Advancements in Battery Cell Technology

The world of battery technology is constantly evolving, with scientists and researchers tirelessly working to improve the performance and efficiency of battery cells. These advancements have paved the way for exciting developments in various industries, from renewable energy storage to electric vehicles.

One major breakthrough in battery cell technology is the use of lithium-ion batteries, which have revolutionized portable electronics and are now being adopted for larger applications as well. These batteries offer higher energy density, longer lifespan, and faster charging capabilities compared to traditional lead-acid or nickel-based batteries.

Another area of innovation lies in solid-state batteries. Unlike conventional liquid electrolytes used in most battery cells, solid-state batteries utilize a solid electrolyte material that offers improved safety and stability. They also have the potential for higher energy densities and faster charging rates.

Furthermore, research into alternative materials continues to drive advancements in battery cell technology. Scientists are exploring different options such as silicon anodes, which can store more lithium ions than graphite anodes commonly used today. This could lead to significantly increased energy capacity without compromising on size or weight.

In addition to these developments, efforts are underway to enhance sustainability by reducing reliance on rare earth materials like cobalt or nickel. The aim is to create more environmentally friendly battery cell technologies that minimize resource depletion while maintaining high performance standards.

As we look towards the future, it’s evident that there will be continued progress in battery cell technology across multiple fronts – from improving existing designs to developing entirely new concepts altogether. With each advancement comes the potential for greater efficiency, longer-lasting power sources, and increased adoption of clean energy solutions.
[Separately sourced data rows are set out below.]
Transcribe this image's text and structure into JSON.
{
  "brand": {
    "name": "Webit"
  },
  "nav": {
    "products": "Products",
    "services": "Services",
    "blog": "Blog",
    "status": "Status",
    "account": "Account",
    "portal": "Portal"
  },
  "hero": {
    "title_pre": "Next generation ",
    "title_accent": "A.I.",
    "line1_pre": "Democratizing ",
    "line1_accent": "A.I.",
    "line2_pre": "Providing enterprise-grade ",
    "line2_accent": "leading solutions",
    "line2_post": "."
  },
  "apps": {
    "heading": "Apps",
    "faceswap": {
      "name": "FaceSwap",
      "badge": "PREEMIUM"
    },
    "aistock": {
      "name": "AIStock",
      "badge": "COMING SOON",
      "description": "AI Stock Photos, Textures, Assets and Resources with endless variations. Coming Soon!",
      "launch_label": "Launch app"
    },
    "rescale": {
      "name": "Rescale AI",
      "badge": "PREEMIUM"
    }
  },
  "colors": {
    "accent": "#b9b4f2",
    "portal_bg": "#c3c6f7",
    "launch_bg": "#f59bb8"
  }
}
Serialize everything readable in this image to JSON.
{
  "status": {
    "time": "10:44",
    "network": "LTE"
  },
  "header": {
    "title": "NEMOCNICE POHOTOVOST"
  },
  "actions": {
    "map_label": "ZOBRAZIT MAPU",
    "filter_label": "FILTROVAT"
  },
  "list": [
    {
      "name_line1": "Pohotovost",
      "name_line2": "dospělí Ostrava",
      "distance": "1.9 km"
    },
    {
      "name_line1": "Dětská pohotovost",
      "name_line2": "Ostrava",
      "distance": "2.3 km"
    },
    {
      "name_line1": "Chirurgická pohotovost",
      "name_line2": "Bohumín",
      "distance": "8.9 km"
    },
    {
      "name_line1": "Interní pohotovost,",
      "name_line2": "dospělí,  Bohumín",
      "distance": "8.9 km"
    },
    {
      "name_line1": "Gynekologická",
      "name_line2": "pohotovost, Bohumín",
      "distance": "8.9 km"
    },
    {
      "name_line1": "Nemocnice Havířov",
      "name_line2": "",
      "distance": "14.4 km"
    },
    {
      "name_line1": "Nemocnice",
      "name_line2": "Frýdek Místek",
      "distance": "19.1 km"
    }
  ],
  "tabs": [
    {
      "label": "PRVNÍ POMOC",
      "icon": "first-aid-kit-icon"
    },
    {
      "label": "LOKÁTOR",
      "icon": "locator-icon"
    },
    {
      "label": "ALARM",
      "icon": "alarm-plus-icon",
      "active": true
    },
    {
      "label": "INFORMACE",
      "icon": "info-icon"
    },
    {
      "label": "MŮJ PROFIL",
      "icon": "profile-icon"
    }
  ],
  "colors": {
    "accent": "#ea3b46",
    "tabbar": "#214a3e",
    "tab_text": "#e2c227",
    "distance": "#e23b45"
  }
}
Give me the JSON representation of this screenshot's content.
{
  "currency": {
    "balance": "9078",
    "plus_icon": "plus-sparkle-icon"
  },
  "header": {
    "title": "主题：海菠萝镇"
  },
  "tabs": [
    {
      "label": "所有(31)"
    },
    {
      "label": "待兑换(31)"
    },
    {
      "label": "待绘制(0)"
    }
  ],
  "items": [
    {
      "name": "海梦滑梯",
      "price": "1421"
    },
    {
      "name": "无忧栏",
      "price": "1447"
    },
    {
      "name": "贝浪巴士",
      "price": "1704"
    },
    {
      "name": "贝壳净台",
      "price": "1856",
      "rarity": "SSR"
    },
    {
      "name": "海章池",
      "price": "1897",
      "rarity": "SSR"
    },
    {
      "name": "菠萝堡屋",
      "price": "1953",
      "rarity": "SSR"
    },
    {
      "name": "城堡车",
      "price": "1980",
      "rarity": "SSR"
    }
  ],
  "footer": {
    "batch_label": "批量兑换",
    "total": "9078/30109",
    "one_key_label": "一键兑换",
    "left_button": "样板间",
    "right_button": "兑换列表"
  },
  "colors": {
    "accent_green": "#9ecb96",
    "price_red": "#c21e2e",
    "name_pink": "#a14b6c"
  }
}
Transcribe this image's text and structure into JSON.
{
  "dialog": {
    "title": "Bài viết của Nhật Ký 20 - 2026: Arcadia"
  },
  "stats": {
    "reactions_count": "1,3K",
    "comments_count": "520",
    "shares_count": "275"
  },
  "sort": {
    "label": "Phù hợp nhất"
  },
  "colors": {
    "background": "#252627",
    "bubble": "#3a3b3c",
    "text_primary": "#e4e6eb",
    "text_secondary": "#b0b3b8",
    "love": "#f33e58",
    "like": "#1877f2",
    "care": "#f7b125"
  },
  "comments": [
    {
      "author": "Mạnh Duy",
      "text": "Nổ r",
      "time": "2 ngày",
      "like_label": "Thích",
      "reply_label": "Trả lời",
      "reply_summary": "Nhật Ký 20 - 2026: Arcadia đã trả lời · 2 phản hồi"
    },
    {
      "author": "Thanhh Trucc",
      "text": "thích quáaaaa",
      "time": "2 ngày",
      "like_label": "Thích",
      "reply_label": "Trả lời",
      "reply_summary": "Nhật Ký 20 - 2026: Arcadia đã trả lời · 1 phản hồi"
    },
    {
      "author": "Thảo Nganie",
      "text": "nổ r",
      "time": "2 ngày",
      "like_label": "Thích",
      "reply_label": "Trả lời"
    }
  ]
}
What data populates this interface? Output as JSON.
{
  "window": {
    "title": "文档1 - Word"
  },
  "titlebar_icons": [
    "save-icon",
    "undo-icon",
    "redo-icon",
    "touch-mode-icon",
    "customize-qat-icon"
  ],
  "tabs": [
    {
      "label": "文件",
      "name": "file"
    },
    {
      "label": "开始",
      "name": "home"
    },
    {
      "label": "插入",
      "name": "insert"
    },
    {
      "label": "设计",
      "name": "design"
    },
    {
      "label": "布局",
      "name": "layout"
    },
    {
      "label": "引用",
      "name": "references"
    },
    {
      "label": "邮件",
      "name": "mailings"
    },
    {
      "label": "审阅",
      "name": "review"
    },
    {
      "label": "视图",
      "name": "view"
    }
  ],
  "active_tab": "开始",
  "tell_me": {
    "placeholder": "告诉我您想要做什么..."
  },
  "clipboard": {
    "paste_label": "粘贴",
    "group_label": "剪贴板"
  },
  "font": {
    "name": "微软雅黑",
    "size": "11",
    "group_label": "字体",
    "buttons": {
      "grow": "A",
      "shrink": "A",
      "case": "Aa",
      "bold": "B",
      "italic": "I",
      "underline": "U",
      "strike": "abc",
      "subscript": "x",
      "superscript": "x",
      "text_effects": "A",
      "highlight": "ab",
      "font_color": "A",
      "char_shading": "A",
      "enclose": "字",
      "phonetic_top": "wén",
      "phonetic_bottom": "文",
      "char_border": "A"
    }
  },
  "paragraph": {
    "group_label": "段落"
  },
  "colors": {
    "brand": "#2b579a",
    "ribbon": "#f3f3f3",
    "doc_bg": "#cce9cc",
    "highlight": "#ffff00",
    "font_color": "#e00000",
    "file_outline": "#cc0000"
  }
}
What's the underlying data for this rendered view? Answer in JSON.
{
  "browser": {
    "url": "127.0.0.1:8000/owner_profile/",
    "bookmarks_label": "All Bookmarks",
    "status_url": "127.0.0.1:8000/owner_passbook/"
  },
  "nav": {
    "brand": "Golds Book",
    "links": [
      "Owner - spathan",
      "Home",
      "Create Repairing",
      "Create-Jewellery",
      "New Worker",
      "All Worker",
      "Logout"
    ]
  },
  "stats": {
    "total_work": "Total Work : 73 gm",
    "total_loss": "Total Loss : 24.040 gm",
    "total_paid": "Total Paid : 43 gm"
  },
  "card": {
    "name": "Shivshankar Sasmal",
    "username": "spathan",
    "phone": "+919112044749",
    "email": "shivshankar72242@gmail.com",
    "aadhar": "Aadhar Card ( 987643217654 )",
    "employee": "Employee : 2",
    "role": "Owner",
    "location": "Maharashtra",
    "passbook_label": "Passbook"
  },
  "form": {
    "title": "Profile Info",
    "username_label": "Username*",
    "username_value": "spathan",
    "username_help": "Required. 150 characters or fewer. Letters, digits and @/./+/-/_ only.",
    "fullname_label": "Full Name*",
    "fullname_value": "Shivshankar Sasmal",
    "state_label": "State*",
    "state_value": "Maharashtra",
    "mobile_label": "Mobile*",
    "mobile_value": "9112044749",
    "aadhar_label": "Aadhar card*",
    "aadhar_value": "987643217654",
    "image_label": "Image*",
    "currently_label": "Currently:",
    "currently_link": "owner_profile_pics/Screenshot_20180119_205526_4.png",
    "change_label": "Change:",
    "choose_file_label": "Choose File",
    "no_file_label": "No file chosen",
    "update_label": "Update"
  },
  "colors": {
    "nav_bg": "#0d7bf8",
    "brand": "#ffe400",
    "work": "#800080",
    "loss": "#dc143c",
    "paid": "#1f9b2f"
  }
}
In conclusion (without using “In conclusion”), understanding the three main components of battery cells – anode, cathode,
and electrolyte – provides valuable insight into how these devices function at their core level. By comprehending their individual roles
and how they work together harmoniously within a closed system,
we gain a deeper appreciation for the intricate science behind energy storage.

So, whether you’re powering your